**HOW TO COMPLETE THIS TASK**
Your job is to report every line of the entries that has "voor".

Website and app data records
•••

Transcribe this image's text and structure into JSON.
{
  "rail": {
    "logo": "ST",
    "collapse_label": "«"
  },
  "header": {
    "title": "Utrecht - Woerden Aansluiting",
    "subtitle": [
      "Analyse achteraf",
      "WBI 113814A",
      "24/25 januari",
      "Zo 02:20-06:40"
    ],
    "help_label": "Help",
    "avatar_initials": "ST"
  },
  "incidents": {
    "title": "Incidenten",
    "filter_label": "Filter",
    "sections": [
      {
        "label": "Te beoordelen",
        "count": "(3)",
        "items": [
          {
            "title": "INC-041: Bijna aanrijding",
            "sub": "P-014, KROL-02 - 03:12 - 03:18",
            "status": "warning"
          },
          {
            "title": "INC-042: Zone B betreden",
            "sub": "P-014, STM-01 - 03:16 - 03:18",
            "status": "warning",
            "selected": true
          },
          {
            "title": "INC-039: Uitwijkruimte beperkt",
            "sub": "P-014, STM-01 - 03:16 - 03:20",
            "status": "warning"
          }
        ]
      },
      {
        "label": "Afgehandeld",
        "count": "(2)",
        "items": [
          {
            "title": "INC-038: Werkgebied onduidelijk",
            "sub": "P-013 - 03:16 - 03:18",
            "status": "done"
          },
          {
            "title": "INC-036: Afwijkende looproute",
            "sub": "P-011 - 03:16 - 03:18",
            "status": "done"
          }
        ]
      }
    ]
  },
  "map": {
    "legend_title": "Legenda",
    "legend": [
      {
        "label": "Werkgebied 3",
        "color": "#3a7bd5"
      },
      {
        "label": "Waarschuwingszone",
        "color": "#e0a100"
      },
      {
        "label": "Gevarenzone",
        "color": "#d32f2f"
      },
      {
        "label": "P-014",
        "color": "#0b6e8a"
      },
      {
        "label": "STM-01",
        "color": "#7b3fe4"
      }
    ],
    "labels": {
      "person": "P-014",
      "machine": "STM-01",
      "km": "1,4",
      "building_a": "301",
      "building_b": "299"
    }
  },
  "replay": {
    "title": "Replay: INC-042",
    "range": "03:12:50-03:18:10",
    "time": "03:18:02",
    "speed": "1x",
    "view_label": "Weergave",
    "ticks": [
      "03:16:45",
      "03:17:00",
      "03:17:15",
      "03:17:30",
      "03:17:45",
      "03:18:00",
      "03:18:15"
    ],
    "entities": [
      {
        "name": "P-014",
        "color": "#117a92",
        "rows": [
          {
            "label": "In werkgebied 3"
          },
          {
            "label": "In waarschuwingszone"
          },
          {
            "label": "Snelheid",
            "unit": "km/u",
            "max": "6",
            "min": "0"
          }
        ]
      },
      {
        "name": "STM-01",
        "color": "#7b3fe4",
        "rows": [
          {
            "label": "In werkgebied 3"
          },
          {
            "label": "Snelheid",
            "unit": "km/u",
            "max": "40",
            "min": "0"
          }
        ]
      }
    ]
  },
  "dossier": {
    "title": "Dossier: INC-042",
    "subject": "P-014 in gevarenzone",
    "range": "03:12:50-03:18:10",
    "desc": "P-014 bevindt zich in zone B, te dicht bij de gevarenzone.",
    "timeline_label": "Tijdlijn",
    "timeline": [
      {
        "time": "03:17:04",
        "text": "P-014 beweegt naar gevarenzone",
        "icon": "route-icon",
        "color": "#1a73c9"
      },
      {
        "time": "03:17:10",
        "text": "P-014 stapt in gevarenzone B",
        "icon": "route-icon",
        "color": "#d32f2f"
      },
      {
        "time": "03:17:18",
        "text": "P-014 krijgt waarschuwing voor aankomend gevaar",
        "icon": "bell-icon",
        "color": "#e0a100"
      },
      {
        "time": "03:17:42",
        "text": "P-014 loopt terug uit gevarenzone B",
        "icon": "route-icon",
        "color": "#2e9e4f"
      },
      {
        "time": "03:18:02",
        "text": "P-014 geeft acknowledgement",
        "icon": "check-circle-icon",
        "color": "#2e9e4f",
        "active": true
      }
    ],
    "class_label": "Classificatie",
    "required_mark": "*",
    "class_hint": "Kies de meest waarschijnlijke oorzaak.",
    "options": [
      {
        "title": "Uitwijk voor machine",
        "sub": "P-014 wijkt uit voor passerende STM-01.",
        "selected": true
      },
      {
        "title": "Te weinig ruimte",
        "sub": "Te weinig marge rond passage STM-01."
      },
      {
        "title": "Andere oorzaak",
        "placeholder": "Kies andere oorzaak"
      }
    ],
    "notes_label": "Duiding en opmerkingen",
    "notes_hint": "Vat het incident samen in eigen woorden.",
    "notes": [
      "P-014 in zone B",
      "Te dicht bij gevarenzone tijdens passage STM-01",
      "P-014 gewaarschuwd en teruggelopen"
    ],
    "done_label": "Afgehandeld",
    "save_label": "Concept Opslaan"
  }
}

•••

**RESPONSE BELOW**
        "text": "P-014 krijgt waarschuwing voor aankomend gevaar",
        "title": "Uitwijk voor machine",
        "sub": "P-014 wijkt uit voor passerende STM-01.",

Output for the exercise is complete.